▶ _What needs to be done_: Scan the entries below. Return every line that includes "JSON".

▶ _Records for this exercise_:
───
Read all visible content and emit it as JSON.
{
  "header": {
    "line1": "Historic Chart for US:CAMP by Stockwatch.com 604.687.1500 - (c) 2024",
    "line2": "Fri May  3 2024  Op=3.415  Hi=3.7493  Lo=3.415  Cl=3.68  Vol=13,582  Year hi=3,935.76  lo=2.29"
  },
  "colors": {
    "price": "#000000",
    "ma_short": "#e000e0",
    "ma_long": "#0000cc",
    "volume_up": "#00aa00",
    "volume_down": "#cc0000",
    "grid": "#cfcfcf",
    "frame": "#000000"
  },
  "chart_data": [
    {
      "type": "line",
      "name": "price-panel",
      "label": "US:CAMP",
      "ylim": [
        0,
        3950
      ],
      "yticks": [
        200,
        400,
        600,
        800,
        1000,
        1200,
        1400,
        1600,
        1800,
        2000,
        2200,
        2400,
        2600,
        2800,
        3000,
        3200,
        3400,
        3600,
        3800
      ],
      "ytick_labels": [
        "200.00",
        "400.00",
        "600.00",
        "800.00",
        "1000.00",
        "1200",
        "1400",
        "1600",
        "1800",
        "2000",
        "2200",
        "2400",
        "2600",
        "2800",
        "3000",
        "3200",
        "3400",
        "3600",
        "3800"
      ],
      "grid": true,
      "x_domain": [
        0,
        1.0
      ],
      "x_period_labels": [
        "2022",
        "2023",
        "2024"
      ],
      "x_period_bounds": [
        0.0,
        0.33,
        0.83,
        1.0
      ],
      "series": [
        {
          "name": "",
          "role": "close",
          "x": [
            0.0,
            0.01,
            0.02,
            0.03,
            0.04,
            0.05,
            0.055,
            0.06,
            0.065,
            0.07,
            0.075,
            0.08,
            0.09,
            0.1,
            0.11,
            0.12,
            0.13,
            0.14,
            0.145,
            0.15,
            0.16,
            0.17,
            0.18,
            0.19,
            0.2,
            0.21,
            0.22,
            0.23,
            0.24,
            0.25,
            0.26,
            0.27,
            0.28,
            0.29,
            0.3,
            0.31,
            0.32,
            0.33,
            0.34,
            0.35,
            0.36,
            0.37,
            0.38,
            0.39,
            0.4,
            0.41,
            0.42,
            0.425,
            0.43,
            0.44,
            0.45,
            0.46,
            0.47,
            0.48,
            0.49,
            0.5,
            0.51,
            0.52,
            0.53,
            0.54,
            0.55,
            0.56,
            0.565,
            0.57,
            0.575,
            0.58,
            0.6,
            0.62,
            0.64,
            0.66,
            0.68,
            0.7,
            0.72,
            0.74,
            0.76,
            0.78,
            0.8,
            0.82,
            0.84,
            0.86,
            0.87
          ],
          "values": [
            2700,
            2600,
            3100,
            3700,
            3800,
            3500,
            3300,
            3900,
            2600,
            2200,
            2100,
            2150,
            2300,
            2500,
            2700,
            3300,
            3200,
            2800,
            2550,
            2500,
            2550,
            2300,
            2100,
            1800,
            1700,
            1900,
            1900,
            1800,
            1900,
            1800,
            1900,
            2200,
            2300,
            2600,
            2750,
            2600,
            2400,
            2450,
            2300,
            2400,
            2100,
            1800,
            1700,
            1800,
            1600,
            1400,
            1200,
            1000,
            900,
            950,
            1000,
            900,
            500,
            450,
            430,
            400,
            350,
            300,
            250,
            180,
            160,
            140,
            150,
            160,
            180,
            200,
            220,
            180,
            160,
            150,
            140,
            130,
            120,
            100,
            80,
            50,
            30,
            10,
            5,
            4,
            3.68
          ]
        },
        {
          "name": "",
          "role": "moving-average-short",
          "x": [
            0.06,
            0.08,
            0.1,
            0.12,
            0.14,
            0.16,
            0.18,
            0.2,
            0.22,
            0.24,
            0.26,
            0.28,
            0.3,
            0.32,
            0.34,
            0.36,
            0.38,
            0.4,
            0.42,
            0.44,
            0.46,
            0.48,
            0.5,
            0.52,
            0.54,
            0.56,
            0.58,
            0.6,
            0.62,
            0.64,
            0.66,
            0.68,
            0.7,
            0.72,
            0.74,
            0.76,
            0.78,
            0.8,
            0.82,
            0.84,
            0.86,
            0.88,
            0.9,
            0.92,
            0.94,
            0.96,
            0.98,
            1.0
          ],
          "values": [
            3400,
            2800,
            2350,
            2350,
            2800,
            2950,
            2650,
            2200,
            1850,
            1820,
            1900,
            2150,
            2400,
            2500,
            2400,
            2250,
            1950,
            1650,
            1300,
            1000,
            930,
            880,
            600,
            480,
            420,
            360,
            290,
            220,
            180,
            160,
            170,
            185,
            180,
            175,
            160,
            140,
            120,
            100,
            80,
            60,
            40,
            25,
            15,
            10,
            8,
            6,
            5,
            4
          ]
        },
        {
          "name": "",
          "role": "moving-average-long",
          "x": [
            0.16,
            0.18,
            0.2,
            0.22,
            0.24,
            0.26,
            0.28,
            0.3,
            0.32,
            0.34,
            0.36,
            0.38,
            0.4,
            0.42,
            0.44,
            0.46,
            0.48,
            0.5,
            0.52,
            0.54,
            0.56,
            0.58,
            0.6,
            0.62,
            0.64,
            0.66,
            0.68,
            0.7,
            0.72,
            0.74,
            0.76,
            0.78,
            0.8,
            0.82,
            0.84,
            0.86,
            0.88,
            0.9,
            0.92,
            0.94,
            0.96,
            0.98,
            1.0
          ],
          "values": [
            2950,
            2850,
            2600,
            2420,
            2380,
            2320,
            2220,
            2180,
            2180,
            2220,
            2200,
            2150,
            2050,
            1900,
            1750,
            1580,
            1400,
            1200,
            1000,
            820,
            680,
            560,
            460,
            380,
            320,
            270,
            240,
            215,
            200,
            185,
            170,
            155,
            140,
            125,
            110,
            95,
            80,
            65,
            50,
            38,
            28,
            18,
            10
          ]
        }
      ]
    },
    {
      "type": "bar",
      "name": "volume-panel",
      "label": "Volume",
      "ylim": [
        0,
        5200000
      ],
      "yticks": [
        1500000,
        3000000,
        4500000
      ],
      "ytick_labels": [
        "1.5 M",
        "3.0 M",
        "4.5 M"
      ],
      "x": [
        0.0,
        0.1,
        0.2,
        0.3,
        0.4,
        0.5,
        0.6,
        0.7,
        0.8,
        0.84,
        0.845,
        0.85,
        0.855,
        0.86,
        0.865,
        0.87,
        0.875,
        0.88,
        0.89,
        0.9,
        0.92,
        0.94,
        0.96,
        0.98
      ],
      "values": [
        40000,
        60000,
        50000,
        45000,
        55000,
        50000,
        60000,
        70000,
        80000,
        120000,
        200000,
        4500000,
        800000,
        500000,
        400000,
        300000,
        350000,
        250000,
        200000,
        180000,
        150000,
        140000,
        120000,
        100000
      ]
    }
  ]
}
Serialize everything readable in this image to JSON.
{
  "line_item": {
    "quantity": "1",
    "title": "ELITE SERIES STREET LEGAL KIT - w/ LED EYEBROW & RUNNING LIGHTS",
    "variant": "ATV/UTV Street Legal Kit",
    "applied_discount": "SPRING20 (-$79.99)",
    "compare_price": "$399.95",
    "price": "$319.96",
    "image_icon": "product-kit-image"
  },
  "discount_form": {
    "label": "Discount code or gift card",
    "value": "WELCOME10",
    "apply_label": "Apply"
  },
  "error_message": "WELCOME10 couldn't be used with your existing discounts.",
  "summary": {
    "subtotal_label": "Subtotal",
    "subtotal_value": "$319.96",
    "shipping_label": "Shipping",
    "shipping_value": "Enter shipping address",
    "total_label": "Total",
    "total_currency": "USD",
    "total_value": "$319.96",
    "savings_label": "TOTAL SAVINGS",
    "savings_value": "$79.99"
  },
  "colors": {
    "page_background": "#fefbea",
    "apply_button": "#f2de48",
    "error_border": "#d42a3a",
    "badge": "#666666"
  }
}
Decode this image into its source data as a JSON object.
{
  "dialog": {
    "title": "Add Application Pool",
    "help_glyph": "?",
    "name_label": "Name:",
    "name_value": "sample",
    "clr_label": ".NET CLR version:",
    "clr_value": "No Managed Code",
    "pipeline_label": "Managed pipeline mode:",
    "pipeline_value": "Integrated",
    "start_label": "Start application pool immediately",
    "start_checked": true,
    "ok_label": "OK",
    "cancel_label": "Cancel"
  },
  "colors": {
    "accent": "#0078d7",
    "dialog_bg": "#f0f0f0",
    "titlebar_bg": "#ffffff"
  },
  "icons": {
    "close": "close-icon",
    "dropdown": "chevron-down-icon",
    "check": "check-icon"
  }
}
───
▶ _Answer for the task_:
Read all visible content and emit it as JSON.
Serialize everything readable in this image to JSON.
Decode this image into its source data as a JSON object.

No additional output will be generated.